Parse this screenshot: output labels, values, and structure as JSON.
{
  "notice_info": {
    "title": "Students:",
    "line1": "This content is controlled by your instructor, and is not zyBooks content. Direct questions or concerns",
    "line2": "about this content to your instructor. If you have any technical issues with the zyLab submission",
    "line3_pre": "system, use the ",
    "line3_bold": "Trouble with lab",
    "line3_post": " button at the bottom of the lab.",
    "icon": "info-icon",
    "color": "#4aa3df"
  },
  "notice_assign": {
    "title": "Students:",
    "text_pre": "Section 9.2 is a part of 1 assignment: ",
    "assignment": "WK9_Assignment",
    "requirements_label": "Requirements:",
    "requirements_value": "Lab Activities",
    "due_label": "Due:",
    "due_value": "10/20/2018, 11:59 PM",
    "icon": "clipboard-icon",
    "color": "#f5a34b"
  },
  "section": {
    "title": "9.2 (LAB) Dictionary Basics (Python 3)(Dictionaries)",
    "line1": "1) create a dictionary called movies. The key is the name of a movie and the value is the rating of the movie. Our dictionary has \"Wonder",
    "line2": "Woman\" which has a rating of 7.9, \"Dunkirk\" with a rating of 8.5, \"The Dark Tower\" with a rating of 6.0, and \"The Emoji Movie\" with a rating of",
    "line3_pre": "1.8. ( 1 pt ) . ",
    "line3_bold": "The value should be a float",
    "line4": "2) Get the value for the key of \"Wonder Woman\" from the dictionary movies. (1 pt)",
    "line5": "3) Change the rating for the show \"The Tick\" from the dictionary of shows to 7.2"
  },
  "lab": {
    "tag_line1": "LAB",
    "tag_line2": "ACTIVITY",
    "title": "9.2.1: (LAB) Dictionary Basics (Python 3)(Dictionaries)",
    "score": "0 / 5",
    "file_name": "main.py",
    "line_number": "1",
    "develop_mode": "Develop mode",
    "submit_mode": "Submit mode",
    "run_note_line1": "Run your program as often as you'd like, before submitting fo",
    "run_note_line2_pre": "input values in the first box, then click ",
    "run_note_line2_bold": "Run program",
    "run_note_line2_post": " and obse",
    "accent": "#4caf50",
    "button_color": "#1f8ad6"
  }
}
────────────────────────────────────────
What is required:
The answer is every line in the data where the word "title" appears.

Result of this task:
    "title": "Students:",
    "title": "Students:",
    "title": "9.2 (LAB) Dictionary Basics (Python 3)(Dictionaries)",
    "title": "9.2.1: (LAB) Dictionary Basics (Python 3)(Dictionaries)",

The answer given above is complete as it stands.